Supplied records START
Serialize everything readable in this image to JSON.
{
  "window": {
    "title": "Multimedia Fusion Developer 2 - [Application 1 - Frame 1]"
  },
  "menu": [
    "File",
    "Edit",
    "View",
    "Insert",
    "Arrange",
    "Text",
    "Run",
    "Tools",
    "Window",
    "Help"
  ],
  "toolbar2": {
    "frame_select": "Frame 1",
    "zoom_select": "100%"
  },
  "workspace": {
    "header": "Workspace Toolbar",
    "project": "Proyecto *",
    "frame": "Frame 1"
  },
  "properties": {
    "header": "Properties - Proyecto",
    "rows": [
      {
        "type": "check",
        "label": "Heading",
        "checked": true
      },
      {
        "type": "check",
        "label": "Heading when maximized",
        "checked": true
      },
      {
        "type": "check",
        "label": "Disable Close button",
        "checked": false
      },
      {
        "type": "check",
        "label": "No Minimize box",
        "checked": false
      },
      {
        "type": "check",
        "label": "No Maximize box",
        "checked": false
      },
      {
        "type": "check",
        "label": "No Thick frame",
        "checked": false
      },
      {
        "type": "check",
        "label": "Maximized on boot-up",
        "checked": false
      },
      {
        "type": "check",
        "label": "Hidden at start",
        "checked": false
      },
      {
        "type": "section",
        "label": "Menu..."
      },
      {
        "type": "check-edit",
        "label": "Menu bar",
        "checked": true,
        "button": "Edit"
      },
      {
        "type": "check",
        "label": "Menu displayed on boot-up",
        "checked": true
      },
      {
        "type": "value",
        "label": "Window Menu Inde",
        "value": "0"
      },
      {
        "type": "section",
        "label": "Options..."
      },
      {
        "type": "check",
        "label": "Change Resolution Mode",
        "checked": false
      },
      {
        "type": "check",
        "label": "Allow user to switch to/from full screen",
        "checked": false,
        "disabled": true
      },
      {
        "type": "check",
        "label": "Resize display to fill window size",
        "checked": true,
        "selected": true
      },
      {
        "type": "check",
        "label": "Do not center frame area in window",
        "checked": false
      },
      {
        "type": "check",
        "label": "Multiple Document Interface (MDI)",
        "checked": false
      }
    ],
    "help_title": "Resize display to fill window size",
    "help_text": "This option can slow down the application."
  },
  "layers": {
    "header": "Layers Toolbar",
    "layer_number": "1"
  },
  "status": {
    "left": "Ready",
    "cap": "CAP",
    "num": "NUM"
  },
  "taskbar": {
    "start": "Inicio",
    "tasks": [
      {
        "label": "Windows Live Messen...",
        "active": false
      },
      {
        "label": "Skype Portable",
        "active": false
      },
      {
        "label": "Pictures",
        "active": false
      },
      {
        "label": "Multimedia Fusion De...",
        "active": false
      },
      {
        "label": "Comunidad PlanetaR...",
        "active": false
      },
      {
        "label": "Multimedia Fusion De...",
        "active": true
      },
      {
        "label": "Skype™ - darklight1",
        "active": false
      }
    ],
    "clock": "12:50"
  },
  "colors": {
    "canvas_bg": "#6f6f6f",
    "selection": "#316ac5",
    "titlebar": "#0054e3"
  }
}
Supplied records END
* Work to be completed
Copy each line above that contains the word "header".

* Reply
    "header": "Workspace Toolbar",
    "header": "Properties - Proyecto",
    "header": "Layers Toolbar",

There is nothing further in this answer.